Washington Insider

  • With the Prime Minister of Denmark making it clear that she was not interested in selling Greenland to the United States, labeling the idea 'absurd,' President Donald Trump said Tuesday night that he would cancel his scheduled visit to the NATO ally in early September. 'Denmark is a very special country with incredible people, but based on Prime Minister Mette Frederiksen’s comments, that she would have no interest in discussing the purchase of Greenland, I will be postponing our meeting,' the President tweeted on Tuesday evening. In interviews this week, Danish Prime Minister Mette Frederiksen had made clear that Greenland was not for sale, even as she welcomed the idea of closer relations between Denmark and the United States. But that wasn't enough for President Trump. On Sunday, President Trump had downplayed the issue as he returned to the White House. 'It’s not number one on the burner, I can tell you that,' the President told reporters when asked about the idea of buying Greenland. The decision obviously came as a surprise to U.S. diplomats in Denmark, as the U.S. Ambassador had put out a tweet a few hours earlier about the President's scheduled state visit. The President and First Lady had been invited by the Queen of Denmark earlier this summer for a two day state visit.

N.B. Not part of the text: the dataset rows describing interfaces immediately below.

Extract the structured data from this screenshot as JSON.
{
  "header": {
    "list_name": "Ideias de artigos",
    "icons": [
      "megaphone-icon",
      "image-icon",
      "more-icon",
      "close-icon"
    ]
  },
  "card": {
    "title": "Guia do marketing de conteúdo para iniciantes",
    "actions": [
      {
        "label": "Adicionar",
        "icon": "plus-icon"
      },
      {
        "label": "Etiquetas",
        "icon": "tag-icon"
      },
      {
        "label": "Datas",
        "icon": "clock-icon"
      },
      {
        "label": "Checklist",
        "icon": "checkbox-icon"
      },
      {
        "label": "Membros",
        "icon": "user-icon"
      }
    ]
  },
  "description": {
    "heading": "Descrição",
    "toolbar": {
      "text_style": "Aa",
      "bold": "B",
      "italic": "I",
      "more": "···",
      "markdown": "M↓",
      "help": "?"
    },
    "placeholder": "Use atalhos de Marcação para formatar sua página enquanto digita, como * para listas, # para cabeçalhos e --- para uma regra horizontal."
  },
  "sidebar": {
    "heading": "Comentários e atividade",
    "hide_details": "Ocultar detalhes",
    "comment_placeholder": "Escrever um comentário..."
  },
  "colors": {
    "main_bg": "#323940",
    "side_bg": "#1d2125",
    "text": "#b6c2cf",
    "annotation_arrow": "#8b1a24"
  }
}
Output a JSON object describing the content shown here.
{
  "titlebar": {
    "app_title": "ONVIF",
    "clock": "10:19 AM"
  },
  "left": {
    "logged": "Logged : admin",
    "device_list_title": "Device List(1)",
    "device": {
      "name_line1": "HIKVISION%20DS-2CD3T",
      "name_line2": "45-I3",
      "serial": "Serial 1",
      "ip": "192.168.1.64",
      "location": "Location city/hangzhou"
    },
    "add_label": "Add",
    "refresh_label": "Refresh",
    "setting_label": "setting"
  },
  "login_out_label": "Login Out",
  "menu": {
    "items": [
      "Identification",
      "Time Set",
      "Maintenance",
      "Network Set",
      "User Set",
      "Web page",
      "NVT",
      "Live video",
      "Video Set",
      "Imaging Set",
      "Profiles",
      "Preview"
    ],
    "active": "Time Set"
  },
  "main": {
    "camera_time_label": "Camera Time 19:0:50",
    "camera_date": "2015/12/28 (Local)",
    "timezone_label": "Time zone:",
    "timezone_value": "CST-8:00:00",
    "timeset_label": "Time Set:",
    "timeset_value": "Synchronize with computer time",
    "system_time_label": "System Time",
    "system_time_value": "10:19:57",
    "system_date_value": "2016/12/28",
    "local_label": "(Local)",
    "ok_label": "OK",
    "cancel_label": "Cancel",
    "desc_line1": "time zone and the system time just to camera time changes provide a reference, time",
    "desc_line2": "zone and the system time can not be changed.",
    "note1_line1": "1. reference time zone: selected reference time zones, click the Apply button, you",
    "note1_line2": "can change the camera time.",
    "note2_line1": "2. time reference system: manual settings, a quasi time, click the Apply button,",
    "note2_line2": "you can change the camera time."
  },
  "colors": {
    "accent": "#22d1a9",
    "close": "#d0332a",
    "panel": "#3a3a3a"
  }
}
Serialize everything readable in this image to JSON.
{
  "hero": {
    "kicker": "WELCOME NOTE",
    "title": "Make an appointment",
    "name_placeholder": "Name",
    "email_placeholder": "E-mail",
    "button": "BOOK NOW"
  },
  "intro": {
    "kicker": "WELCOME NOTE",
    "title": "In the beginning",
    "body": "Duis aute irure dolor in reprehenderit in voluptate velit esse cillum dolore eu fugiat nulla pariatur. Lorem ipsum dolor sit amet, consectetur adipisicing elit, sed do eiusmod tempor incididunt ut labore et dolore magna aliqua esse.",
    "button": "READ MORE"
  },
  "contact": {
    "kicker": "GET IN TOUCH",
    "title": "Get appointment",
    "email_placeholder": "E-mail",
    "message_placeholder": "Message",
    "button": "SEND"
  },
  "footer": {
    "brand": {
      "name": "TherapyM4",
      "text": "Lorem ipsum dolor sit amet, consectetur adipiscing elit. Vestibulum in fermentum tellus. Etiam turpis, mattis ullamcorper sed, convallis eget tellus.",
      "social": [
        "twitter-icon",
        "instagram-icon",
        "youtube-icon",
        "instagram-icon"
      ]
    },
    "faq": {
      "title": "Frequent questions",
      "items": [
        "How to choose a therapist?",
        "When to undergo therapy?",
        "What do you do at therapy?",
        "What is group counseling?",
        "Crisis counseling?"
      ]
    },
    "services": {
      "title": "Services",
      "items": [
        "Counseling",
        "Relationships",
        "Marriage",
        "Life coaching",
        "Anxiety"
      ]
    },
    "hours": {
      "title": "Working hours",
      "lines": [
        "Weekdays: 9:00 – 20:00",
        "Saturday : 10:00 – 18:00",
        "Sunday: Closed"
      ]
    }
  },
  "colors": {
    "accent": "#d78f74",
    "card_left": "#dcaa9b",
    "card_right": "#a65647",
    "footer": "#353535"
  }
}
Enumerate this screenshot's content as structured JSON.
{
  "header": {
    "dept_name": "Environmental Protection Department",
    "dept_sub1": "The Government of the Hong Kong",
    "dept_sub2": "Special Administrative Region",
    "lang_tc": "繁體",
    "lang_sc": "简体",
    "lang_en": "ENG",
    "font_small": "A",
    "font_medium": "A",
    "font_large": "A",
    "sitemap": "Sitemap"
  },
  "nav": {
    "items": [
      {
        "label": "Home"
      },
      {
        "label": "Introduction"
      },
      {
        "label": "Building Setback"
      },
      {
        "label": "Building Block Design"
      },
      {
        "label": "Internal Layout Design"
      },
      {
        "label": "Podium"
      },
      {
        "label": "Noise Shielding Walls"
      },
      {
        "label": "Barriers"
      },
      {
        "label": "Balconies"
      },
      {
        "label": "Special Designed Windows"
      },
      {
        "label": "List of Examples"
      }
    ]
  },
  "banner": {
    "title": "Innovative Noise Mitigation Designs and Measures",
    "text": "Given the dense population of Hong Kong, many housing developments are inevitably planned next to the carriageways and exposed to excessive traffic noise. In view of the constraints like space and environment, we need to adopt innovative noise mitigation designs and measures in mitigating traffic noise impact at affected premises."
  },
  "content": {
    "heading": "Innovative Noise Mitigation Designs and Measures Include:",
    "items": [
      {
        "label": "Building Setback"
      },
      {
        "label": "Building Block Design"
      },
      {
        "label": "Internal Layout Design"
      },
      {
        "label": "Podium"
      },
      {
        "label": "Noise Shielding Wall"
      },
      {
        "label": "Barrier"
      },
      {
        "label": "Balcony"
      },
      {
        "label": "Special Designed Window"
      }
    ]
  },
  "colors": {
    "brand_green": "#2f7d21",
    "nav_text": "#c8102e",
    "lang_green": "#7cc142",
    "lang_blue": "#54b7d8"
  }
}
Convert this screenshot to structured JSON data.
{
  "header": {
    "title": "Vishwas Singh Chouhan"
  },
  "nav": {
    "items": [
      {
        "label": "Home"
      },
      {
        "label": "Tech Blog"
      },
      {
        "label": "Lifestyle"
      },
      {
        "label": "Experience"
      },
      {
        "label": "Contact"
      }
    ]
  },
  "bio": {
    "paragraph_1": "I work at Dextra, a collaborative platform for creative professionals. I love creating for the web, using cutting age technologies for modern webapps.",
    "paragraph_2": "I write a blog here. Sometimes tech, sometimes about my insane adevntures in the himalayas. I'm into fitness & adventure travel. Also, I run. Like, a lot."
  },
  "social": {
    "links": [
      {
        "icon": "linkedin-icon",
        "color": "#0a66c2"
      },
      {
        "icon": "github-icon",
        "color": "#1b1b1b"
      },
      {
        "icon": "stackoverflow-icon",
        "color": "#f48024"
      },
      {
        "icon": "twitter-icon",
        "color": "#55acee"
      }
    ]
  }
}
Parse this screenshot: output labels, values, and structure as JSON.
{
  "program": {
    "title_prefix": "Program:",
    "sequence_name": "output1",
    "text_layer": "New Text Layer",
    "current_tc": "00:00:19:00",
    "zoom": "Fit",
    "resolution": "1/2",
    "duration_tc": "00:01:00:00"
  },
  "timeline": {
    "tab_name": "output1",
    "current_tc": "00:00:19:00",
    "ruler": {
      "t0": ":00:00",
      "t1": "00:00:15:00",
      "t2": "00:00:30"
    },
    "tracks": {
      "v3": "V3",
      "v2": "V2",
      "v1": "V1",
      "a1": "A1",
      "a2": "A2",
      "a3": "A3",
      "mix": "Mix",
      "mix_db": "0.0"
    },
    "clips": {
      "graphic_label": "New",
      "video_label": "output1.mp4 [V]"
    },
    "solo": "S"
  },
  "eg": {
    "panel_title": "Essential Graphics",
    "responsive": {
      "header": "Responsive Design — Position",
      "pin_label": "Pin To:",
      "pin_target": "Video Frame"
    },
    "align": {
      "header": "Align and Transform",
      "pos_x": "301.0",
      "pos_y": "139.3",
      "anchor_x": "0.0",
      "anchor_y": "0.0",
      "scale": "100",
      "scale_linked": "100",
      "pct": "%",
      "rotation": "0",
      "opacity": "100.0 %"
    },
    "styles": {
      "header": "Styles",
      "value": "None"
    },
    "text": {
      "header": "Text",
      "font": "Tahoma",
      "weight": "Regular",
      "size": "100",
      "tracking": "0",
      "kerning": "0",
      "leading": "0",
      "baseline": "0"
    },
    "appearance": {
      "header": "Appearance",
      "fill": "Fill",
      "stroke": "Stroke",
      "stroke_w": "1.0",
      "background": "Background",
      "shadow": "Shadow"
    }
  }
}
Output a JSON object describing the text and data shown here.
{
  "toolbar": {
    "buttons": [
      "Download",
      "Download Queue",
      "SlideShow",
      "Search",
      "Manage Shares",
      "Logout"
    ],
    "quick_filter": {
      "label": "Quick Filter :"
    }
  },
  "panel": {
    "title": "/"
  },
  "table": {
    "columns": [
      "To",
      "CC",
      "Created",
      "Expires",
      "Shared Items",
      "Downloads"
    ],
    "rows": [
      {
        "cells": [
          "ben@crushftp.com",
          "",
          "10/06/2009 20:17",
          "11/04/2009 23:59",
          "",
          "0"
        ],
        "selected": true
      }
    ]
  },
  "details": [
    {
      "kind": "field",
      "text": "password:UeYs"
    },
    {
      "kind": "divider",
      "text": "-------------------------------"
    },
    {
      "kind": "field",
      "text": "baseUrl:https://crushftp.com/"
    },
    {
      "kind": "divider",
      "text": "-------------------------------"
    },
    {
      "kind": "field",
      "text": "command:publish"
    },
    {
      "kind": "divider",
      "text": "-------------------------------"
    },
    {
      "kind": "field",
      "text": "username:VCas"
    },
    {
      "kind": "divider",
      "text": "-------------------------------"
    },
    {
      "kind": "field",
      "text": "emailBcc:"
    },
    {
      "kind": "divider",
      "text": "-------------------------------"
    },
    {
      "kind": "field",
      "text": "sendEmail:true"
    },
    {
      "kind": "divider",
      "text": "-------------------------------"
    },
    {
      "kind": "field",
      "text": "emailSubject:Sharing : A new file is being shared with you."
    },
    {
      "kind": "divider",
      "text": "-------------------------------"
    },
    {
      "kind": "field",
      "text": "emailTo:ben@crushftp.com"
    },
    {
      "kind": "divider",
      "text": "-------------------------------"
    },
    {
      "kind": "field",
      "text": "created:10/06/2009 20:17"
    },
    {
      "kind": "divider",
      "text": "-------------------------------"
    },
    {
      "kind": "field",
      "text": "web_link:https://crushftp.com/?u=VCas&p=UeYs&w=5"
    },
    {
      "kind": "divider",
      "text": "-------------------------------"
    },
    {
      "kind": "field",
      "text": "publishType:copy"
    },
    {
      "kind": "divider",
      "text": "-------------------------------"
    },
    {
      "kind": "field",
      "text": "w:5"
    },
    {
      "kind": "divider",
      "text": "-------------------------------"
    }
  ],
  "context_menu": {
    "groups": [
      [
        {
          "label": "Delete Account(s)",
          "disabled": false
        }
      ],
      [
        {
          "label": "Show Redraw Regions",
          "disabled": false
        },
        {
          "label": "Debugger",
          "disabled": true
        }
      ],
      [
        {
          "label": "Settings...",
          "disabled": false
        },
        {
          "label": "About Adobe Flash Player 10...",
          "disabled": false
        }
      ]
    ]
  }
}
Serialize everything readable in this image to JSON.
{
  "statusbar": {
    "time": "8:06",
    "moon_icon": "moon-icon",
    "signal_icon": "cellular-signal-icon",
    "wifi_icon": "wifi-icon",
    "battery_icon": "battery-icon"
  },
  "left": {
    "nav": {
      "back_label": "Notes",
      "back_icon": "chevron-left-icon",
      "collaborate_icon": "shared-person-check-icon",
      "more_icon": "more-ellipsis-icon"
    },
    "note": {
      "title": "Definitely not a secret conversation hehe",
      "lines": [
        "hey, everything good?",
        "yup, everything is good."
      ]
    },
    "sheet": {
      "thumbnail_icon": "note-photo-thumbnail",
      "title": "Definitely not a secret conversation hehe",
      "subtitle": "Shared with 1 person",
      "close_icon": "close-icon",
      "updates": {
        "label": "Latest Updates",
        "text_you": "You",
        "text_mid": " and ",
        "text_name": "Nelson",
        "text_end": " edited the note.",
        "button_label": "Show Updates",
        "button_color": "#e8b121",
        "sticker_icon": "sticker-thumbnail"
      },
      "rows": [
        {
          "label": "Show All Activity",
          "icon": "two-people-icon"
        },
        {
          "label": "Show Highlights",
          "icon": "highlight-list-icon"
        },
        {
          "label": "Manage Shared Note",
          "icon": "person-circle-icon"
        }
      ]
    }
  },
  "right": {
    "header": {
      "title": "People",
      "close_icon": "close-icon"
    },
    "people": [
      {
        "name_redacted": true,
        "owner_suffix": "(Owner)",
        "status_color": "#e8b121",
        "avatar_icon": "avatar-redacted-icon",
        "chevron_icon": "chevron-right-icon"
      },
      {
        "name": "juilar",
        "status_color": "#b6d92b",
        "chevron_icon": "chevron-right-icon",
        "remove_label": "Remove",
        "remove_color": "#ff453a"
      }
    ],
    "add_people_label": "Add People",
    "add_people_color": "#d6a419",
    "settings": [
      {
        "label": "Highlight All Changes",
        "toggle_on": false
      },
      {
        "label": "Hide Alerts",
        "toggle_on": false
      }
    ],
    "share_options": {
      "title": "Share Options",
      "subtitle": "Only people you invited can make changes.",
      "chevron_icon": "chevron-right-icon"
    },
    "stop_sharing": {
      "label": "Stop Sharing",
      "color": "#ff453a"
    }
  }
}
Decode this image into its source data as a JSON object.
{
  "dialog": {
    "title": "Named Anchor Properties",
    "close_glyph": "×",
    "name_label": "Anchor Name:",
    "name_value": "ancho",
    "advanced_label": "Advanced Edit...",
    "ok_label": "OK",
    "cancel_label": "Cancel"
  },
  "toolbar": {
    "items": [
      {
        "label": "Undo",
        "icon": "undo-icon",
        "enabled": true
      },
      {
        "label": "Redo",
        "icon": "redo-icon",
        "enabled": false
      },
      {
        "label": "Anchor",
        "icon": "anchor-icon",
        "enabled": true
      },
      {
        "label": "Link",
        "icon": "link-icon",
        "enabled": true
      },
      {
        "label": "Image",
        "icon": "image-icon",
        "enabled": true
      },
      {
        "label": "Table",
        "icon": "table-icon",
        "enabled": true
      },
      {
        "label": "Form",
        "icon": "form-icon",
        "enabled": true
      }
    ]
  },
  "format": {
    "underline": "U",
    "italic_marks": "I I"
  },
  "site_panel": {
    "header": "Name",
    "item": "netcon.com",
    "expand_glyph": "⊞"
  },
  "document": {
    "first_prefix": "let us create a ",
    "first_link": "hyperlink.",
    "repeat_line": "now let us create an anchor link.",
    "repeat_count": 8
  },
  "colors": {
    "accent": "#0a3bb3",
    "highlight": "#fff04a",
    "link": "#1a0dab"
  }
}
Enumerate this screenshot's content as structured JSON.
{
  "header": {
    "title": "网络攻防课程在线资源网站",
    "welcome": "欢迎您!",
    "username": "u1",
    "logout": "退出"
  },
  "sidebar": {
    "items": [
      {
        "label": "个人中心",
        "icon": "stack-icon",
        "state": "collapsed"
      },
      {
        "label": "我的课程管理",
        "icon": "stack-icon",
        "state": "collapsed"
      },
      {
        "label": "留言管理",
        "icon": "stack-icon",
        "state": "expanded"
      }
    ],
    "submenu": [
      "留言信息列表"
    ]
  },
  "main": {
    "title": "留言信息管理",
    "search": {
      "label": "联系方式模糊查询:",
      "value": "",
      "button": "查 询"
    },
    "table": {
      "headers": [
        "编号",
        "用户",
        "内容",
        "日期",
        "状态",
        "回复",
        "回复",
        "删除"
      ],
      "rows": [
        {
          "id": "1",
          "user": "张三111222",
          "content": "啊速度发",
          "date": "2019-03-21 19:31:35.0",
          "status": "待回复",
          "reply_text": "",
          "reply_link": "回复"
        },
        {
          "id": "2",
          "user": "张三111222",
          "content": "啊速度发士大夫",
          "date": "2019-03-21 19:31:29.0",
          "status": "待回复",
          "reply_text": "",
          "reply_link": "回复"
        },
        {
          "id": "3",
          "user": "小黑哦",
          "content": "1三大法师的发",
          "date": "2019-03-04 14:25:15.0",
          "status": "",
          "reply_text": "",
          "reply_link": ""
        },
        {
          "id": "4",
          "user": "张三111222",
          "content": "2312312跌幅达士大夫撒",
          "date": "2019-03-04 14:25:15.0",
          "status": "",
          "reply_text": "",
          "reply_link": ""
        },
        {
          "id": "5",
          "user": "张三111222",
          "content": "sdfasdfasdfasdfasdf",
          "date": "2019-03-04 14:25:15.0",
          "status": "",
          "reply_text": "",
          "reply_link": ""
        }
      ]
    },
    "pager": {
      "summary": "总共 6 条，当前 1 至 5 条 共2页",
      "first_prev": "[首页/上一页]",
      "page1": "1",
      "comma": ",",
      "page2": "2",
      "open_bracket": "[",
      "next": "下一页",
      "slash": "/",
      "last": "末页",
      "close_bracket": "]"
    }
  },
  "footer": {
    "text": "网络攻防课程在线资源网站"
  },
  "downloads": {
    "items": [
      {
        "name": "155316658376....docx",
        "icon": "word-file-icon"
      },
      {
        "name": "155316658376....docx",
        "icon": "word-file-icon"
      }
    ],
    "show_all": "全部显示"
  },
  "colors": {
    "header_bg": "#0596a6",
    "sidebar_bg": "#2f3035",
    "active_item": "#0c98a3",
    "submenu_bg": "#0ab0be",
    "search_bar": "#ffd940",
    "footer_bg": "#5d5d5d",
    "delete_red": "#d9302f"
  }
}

Democrats mocked the President for canceling his stop in Denmark. “Embarrassing,” said Rep. Jackie Speier (D-CA). 'What a shame when Greenland could be covered with sand traps, water holes and lots of beautiful putting greens,' said Rep. Gerry Connolly (D-VA), referring to the President's golfing.